A year later the people listed for the funeral ceremony were all walking to the site in the small cemetery. The ashes I had were in a plastic bag inside a black plastic box with a snap lid that you had to really work at to open. I had the box under my arm. A audible pop was heard and the bag with her ashes was on the ground. I picked the remains up and told Mom she was going to be buried here whether she liked it or not. Five generations are currently resting at the Lane Cemetery. She was 1/2048 Wampanoag/Narragansett Indian from mother. Virginia had Social Security Number 007-26-9808.5 Virginia Additon Giberson, also known as Fifield, Walton, Grady, Hooper, Donato, and finally as Segedi. Legally changed her name to Gini Segedi.

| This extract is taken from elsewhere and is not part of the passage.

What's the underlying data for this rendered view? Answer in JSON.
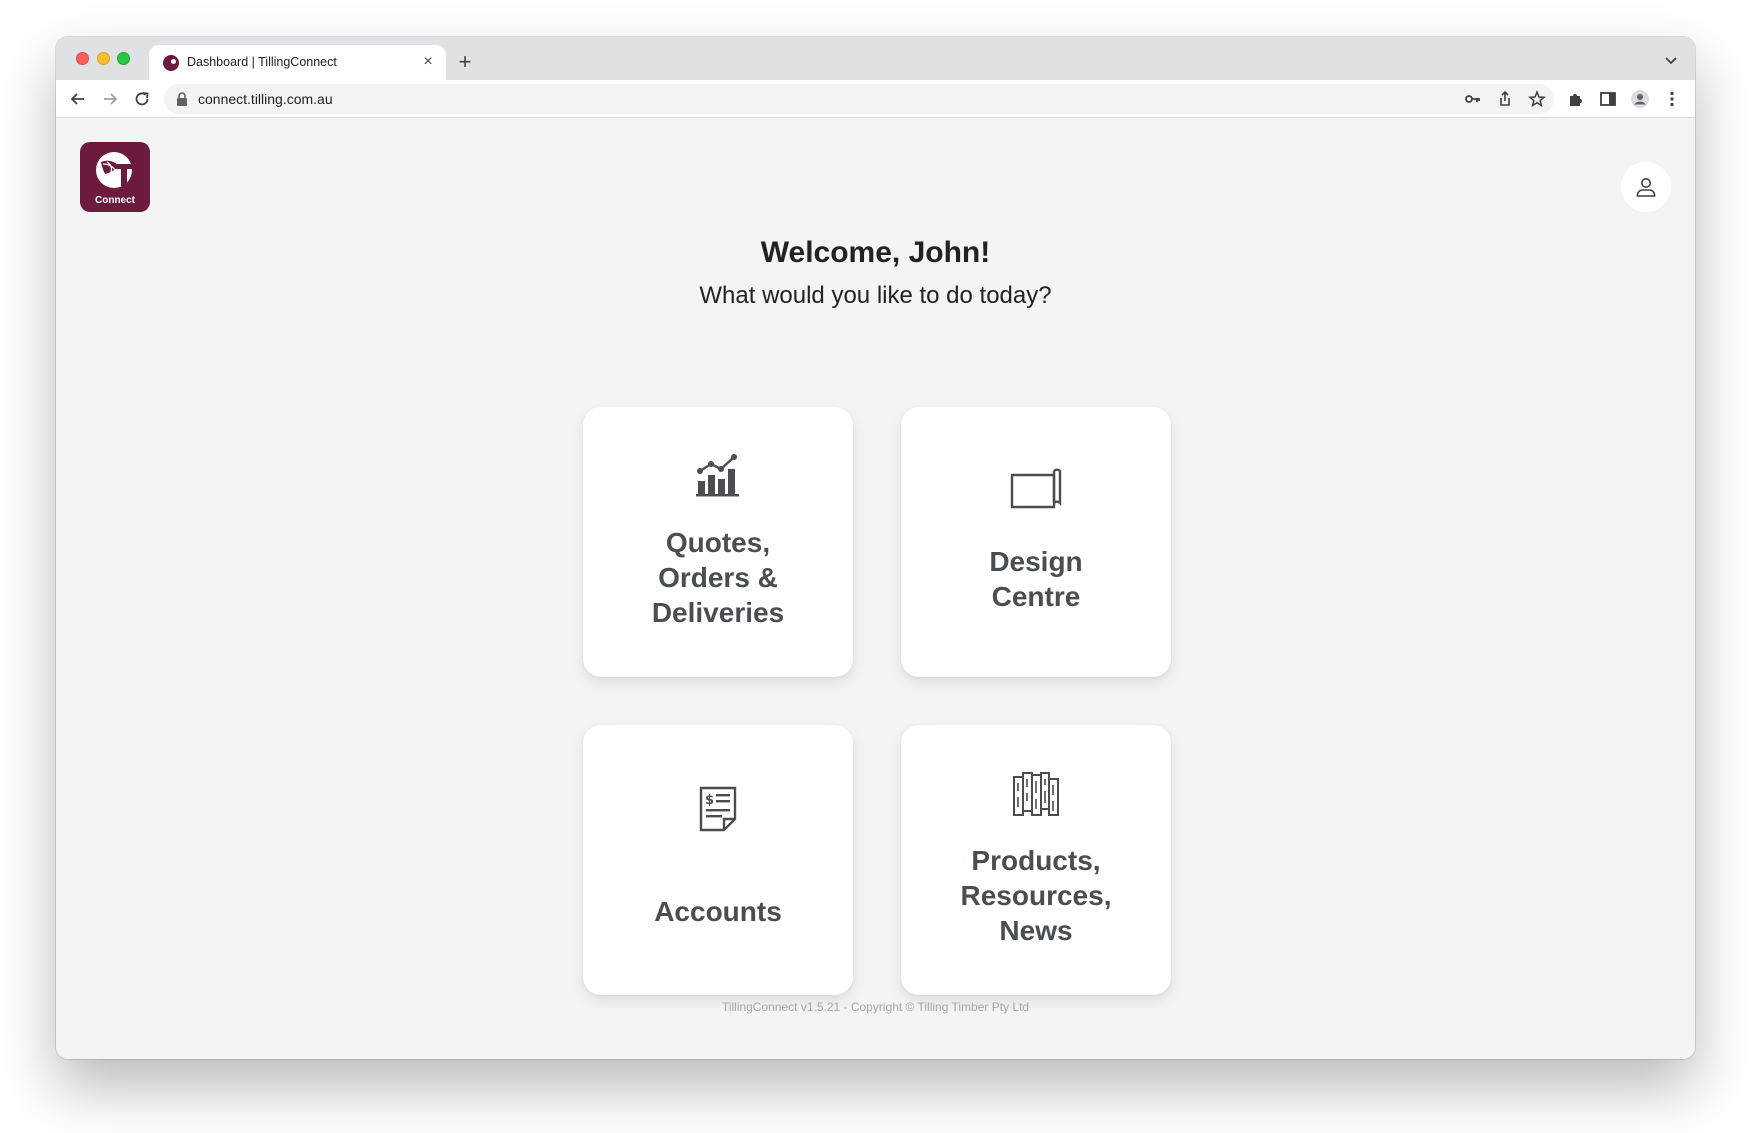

From the Las Vegas Review Journal:

Published January 16, 2004.

SEGEDI, GINI

Gini Segedi, born Dec. 21, 1930 in Auburn, Maine, passed away Jan. 8, 2004 at home in Pahrump. She was 73. She was a bookseller in San Diego and Las Vegas. She was an active 10 meter Ham radio operator with many awards and certificates. She also had been a police records clerk in Tucson, Ariz. She is survived by her mother, Bonnie Fifield of Auburn, Maine; aunt, Edith Norris of Auburn, Maine; three sons, Michael William Walton and his wife Soft Spoken, Jack Lawrence Hooper and his wife, Erin and Rick Hooper and his wife Christy Shalitta. She leaves behind 11 grandchildren and six great-grandchildren. Private family services will be held.


From the Las Vegas Review Journal:

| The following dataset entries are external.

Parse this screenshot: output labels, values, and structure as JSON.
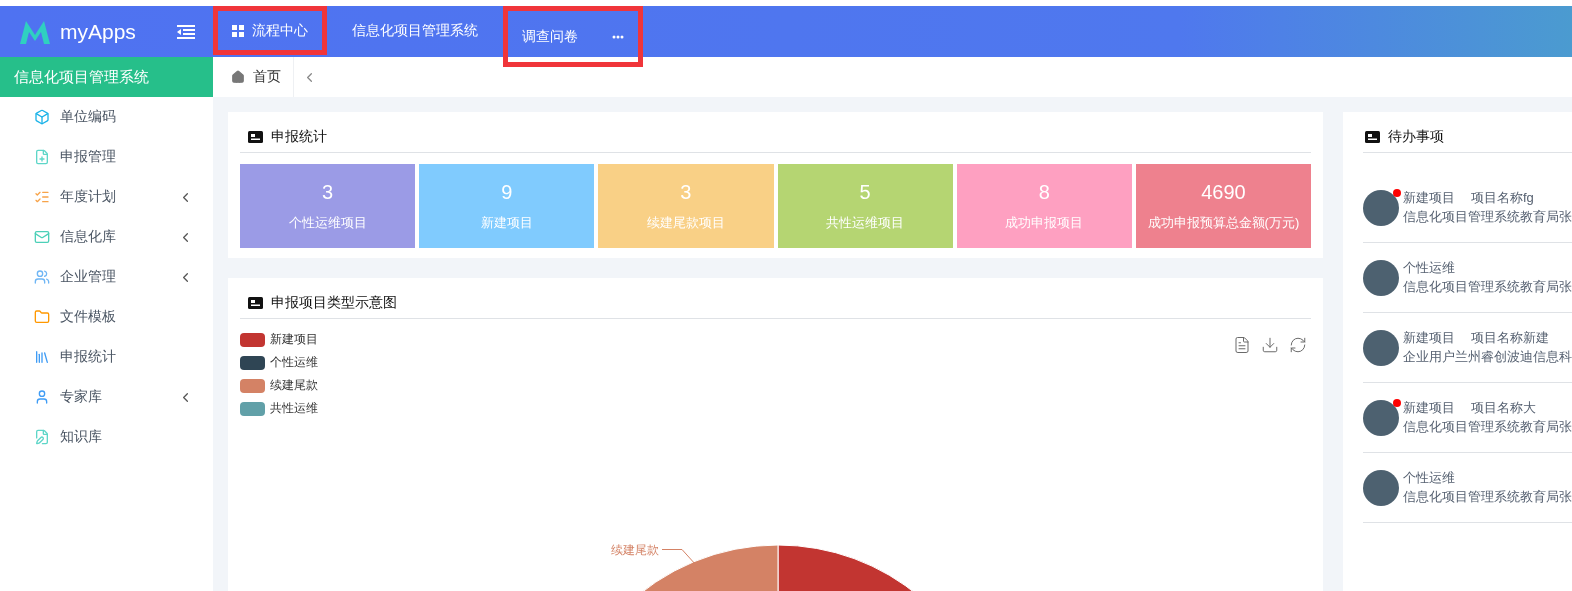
{
  "app": {
    "logo_text": "myApps"
  },
  "top_tabs": [
    {
      "label": "流程中心",
      "selected": false,
      "highlighted": true,
      "kind": "grid"
    },
    {
      "label": "信息化项目管理系统",
      "selected": false,
      "highlighted": false,
      "kind": "plain"
    },
    {
      "label": "调查问卷",
      "selected": false,
      "highlighted": true,
      "kind": "more"
    }
  ],
  "sidebar": {
    "title": "信息化项目管理系统",
    "items": [
      {
        "label": "单位编码",
        "expandable": false
      },
      {
        "label": "申报管理",
        "expandable": false
      },
      {
        "label": "年度计划",
        "expandable": true
      },
      {
        "label": "信息化库",
        "expandable": true
      },
      {
        "label": "企业管理",
        "expandable": true
      },
      {
        "label": "文件模板",
        "expandable": false
      },
      {
        "label": "申报统计",
        "expandable": false
      },
      {
        "label": "专家库",
        "expandable": true
      },
      {
        "label": "知识库",
        "expandable": false
      }
    ]
  },
  "breadcrumb": {
    "home": "首页"
  },
  "stats_card": {
    "title": "申报统计",
    "tiles": [
      {
        "value": "3",
        "label": "个性运维项目",
        "color": "#9b9be6"
      },
      {
        "value": "9",
        "label": "新建项目",
        "color": "#80cbfe"
      },
      {
        "value": "3",
        "label": "续建尾款项目",
        "color": "#f9d086"
      },
      {
        "value": "5",
        "label": "共性运维项目",
        "color": "#b5d572"
      },
      {
        "value": "8",
        "label": "成功申报项目",
        "color": "#fea0c1"
      },
      {
        "value": "4690",
        "label": "成功申报预算总金额(万元)",
        "color": "#ee818e"
      }
    ]
  },
  "chart_card": {
    "title": "申报项目类型示意图",
    "legend": [
      {
        "label": "新建项目",
        "color": "#c23531"
      },
      {
        "label": "个性运维",
        "color": "#2f4554"
      },
      {
        "label": "续建尾款",
        "color": "#d48265"
      },
      {
        "label": "共性运维",
        "color": "#61a0a8"
      }
    ],
    "callout_label": "续建尾款"
  },
  "todo_panel": {
    "title": "待办事项",
    "items": [
      {
        "type": "新建项目",
        "name": "项目名称fg",
        "detail": "信息化项目管理系统教育局张",
        "unread": true
      },
      {
        "type": "个性运维",
        "detail": "信息化项目管理系统教育局张",
        "unread": false
      },
      {
        "type": "新建项目",
        "name": "项目名称新建",
        "detail": "企业用户兰州睿创波迪信息科",
        "unread": false
      },
      {
        "type": "新建项目",
        "name": "项目名称大",
        "detail": "信息化项目管理系统教育局张",
        "unread": true
      },
      {
        "type": "个性运维",
        "detail": "信息化项目管理系统教育局张",
        "unread": false
      }
    ]
  }
}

Date: January 16, 2004
From: Bob Coffin
City/State: Las Vegas

Gini was a friend and a colleague in the book selling business. I knew her from her first days in Las Vegas more than 20 years ago when she and her husband set up a store selling fine books on many subjects. Gini was an expert in many fields of book selling and any other subject you wished to discuss. In other words, Gini was able to offer an opinion on anything and anybody and her opinions were strong. Gini could see right through a phony and had no problem pointing out deceptions in the book trade. Several of her colleagues were taken to task when she felt they were not accurately describing their wares or were overstating their prices. No one could escape her straight shooting approach, and, you could always count on getting good product at a fair price from her. The book selling community misses her acerbic wit and her skills. We have missed her active participation in recent years as illness took its toll. We will now miss her more than ever. Bob Coffin